This is a cartoon etching by the well-known Victorian social caricaturist / cartoonist George Cruikshank (1792 - 1878), dated November 1st, 1829. (1829 is in the reign of William IV, but most of Cruikshank's artistic work was in the long reign of Queen Victoria.) Cruikshank went on to illustrate a number of the books of Charles Dickens. Title: St. Swithin, Patron Saint of Umbrella makers. Singing: Long to Rain over us'. Description: If it rains on St. Swithin's Day (July 15 ), or so the saying goes, then it will rain for forty days and forty nights. Cruikshank sees this as a benefit for business, for the manufacturers of umbrellas. St. Swithin (St. Swithun) is shown showering two watering cans on his victims, while riding a flying dolphin that spouts a deluge from its mouth and nostrils. Under a large umbrella, the people of Britain dance and sing Long to rain over us, combining a homage to the rain and the reign of the king (William IV). The rendering of the dolphin is usual for this time since they were looked upon as fish. Designed Etched & Published by Geo. Cruikshank a?? Novr. 1st 1829

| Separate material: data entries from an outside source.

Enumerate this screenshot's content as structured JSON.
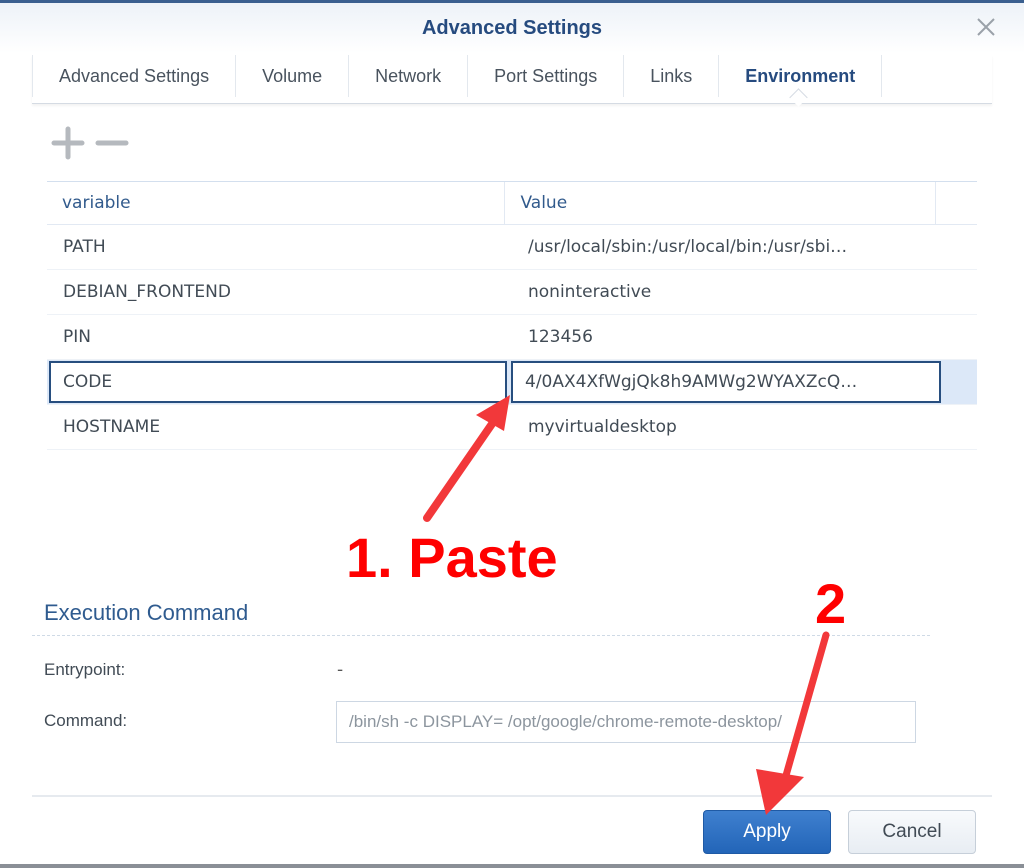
{
  "dialog": {
    "title": "Advanced Settings",
    "close_icon": "close-icon"
  },
  "tabs": [
    {
      "label": "Advanced Settings",
      "active": false
    },
    {
      "label": "Volume",
      "active": false
    },
    {
      "label": "Network",
      "active": false
    },
    {
      "label": "Port Settings",
      "active": false
    },
    {
      "label": "Links",
      "active": false
    },
    {
      "label": "Environment",
      "active": true
    }
  ],
  "toolbar": {
    "add_icon": "plus-icon",
    "remove_icon": "minus-icon"
  },
  "env_table": {
    "columns": [
      "variable",
      "Value"
    ],
    "rows": [
      {
        "variable": "PATH",
        "value": "/usr/local/sbin:/usr/local/bin:/usr/sbi…",
        "selected": false
      },
      {
        "variable": "DEBIAN_FRONTEND",
        "value": "noninteractive",
        "selected": false
      },
      {
        "variable": "PIN",
        "value": "123456",
        "selected": false
      },
      {
        "variable": "CODE",
        "value": "4/0AX4XfWgjQk8h9AMWg2WYAXZcQ…",
        "selected": true
      },
      {
        "variable": "HOSTNAME",
        "value": "myvirtualdesktop",
        "selected": false
      }
    ]
  },
  "execution": {
    "title": "Execution Command",
    "entrypoint_label": "Entrypoint:",
    "entrypoint_value": "-",
    "command_label": "Command:",
    "command_value": "/bin/sh -c DISPLAY= /opt/google/chrome-remote-desktop/"
  },
  "footer": {
    "apply_label": "Apply",
    "cancel_label": "Cancel"
  },
  "annotations": {
    "step1": "1. Paste",
    "step2": "2",
    "color": "#ff0000"
  },
  "colors": {
    "accent": "#264b7f",
    "primary_button": "#2a6ec1",
    "selected_row": "#dce8f8"
  }
}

© Whiteway

Tardigrade, SEM Featured Aquatic Print

Tardigrade, SEM

Water bear. Coloured scanning electron micrograph (SEM) of a water bear, or tardigrade (phylum Tardigrada). Water bears are small, water-dwelling, segmented micro-animals with eight legs that live in damp habitats such as moss or lichen. They are classed as extremophiles as they can survive dry conditions by changing into a desiccated state, in which they can remain for many years. Whilst in this form (known as a tun) they can withstand the most extreme environments and can tolerate radiation levels as high as x1000 more than other animals, including humans. They have even been brought back alive after spending 10 days in the vacuum of space. Magnification: x1000, when printed at 10 centimetres wide

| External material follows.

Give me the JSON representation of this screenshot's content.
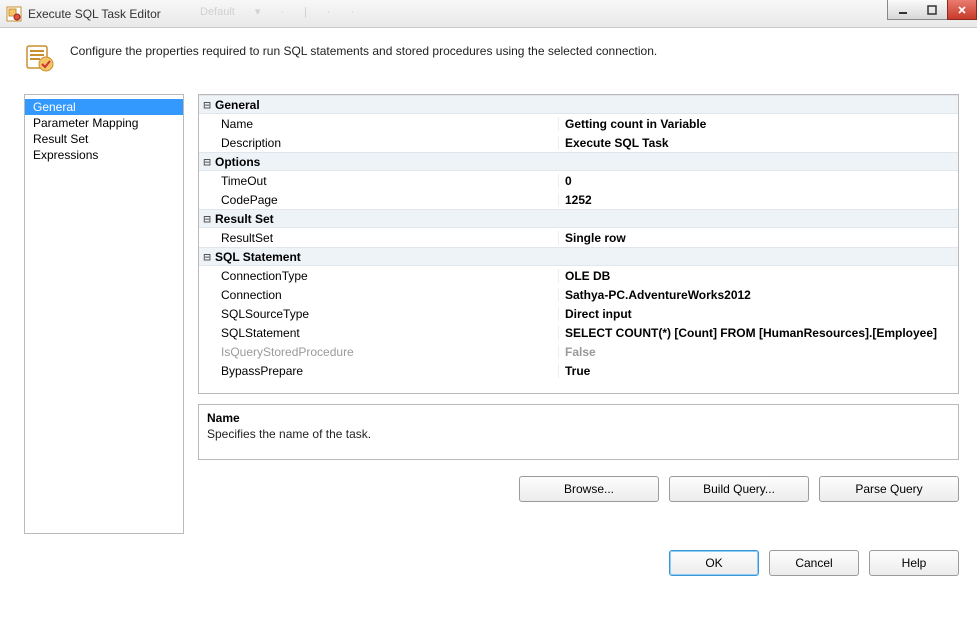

© Science Photo Library

Darwinism, Natural Selection of Living Organisms, lithograph, published in 1897 Featured Aquatic Print

Darwinism, Natural Selection of Living Organisms, lithograph, published in 1897

Darwinism - Principle of Natural Selection of Living Organisms by Charles Darwin (English naturalist, 1809-1882): 1 - 4) in animals of the same breed and environment - Bumblebee (Bombus confusus); 5 - 7) Climatic transformations between southern and northern Europe - Small tortoiseshell (Aglais urticae); 8 - 9) Transformations between the seasons (seasonal dimorphism) - Map butterfly (Araschnia levana); 10 - 16) Gender-specific transformations (Sexual dimorphism) - Ancyluris inca (female 10, male 11), Scarab beetle (Phanaeus festivus, 12 male, 13-16 male); 17 - 19) Crossbreed between of two organisms of different breeds, varieties, species or genera through sexual reproduction (Bastardization) - Primula auricula (17) and Primula hirsuta (18) are the parents of Primula pubescens (19); 20 - 25) Adaptation to the aquatic life - Water chestnut (Trapa natans), plant (20) and nut (21), Water-crowfoot (Ranunculus aquatilis, 22), Mayfly (Ephemera vulgata, 23) and its gill larva (24), Backswimmer (Notonecta glauca, 25); 26 - 27) Adapting to the parasite life - Toothwort (Lathraea squamaria, 26), Dutchman's pipe (Monotropa Hypopithys, 27). Lithograph, published in 1897